Chronicling the FBI’s role in the ongoing war on terror

The decades-long cat-and-mouse chase for Osama bin Laden finally came to an end May 1, nearly 10 years after the terrorist mastermind successfully executed one of the deadliest attacks on American soil, and almost two decades after the Islamic jihadist made his way onto the FBI’s radar screen.

And, while Garrett M. Graff’s new book, The Threat Matrix: The FBI at War in the Age of Global Terror, came out a mere two months before the dramatic conclusion to the bin Laden saga, it paints a harrowing picture of the FBI’s relationship with the country’s most infamous terrorist in the more than 60-year history of the agency’s struggle against terrorism.

ADVERTISEMENT
Graff’s two-year-long investigation into the FBI’s counterterrorism fight offers insight into the once-classified intelligence the federal government had on bin Laden and other terrorists prior to their deadly attacks across the globe, leaving readers on the edge of their seats, knowing the FBI would not learn the true plans for the attacks until it was too late.

From Special Agent Kenneth Williams’s July 10, 2001, memo warning intelligence officials that an “inordinate number of individuals” were attending flight schools in the U.S. under religious orders issued by an ardent bin Laden supporter, to a former FBI informant who, when he was let go just prior to the 1993 World Trade Center bombing, told intelligence officials not to call him “when the bombs went off,” Graff gives readers an inside look at the FBI’s often unsuccessful battle to stop terrorism in its tracks.

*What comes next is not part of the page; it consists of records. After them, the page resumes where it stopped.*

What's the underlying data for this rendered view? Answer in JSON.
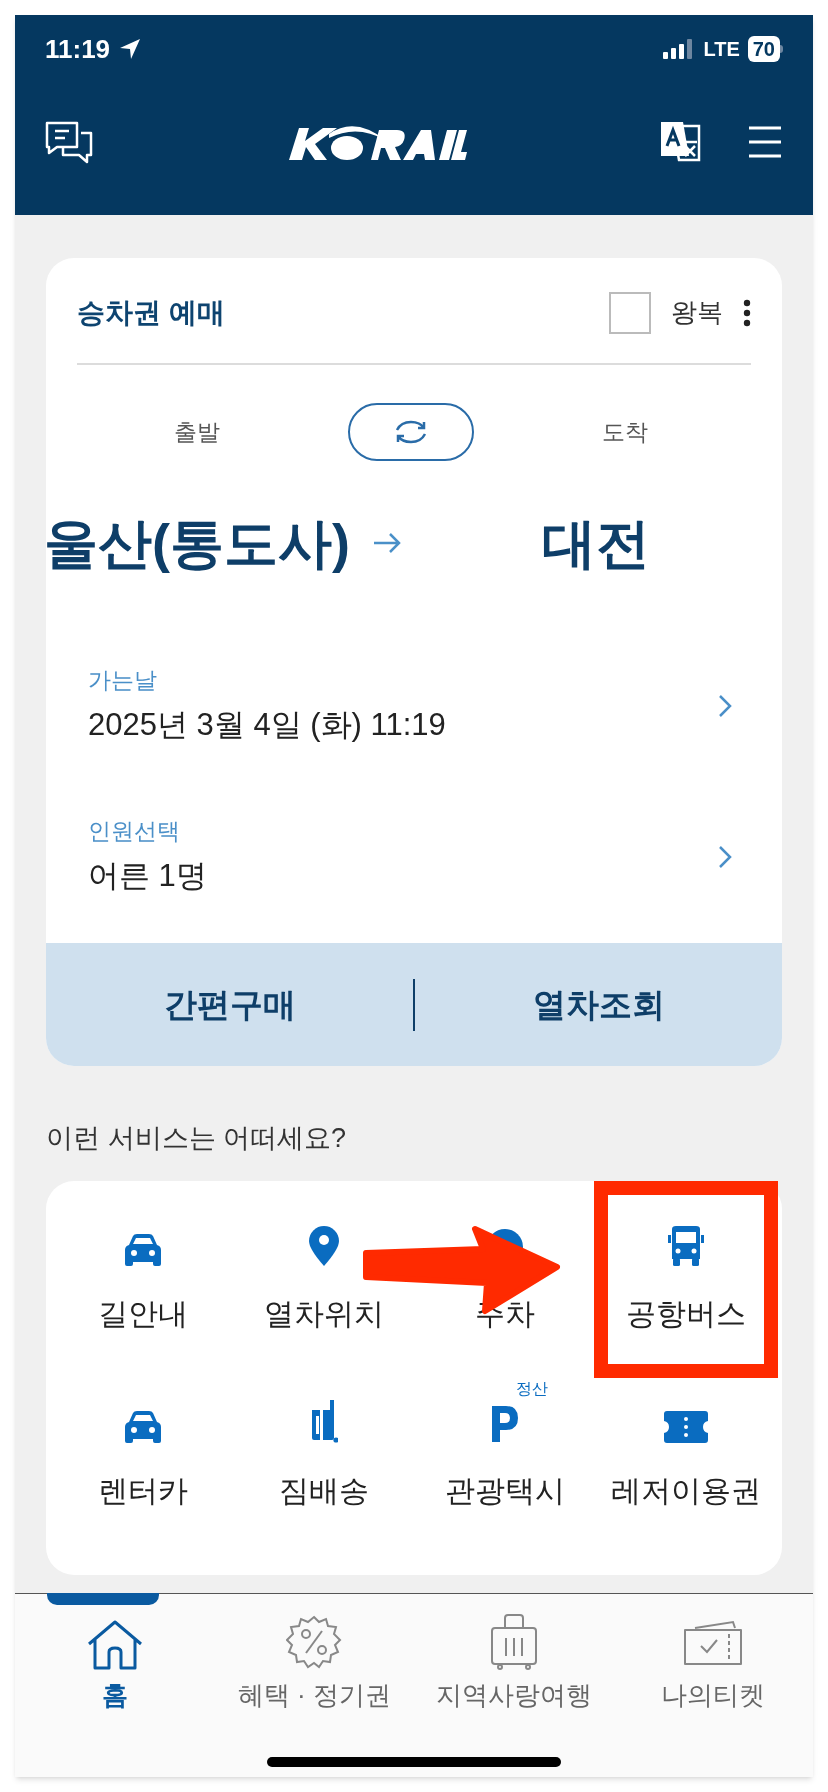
{
  "status_bar": {
    "time": "11:19",
    "network": "LTE",
    "battery": "70"
  },
  "booking": {
    "title": "승차권 예매",
    "round_trip": {
      "label": "왕복",
      "checked": false
    },
    "departure_label": "출발",
    "arrival_label": "도착",
    "departure": "울산(통도사)",
    "arrival": "대전",
    "date": {
      "label": "가는날",
      "value": "2025년 3월 4일 (화) 11:19"
    },
    "passengers": {
      "label": "인원선택",
      "value": "어른 1명"
    },
    "actions": [
      "간편구매",
      "열차조회"
    ]
  },
  "services": {
    "title": "이런 서비스는 어떠세요?",
    "items": [
      {
        "label": "길안내"
      },
      {
        "label": "열차위치"
      },
      {
        "label": "주차"
      },
      {
        "label": "공항버스"
      },
      {
        "label": "렌터카"
      },
      {
        "label": "짐배송"
      },
      {
        "label": "관광택시",
        "badge": "정산"
      },
      {
        "label": "레저이용권"
      }
    ]
  },
  "tab_bar": [
    {
      "label": "홈",
      "selected": true
    },
    {
      "label": "혜택 · 정기권",
      "selected": false
    },
    {
      "label": "지역사랑여행",
      "selected": false
    },
    {
      "label": "나의티켓",
      "selected": false
    }
  ]
}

Through interviews with top FBI officials, including current Director Robert Mueller, and access to thousands of once-secret documents, Graff chronicles the internal battles of leadership within the FBI, as well as the agency’s struggles with White House and Department of Justice officials in order to carry out the task of keeping the country safe.

From the golden years of J. Edgar Hoover’s nearly 40-year reign over the agency, during which he was credited with giving the FBI its powerful crime-fighting image, to the failures of former FBI Director William Sessions, who was fired by then-President Clinton after embarrassing allegations into ethical misconduct were made against him, Graff’s book offers a comprehensive history of the agency in an interesting and exciting way.

Graff also chronicles Mueller’s tenure as FBI director, which started seven days before the 9/11 attacks, and could continue for another two years after President Obama asked Congress to extend his 10-year term.

Mueller is the only national security leader still in power since 9/11, and is credited with helping centralize counterterrorism efforts, and for bringing the hub of the FBI’s intelligence back to Washington.

He’s also credited with helping launch “The Threat Matrix,” a daily briefing of the threats across the globe the U.S. intelligence operation is tracking.

Mueller’s tactics led to the capture and prevention of homegrown terror plots, including the would-be Times Square Bomber in May 2010, and have made him the longest-serving FBI director since Hoover.

Overall, Graff’s book is a well-written account of the FBI’s decades-long fight against terrorism, from the early part of the 20th century up until today. It presents the rocky road the FBI has traveled during its war against terror through an in-depth look at the agency’s documents and staff, and leaves readers with an understanding of the threats the country faces on a daily basis — and with the comfort of knowing there are thousands of agents working hard to prevent them.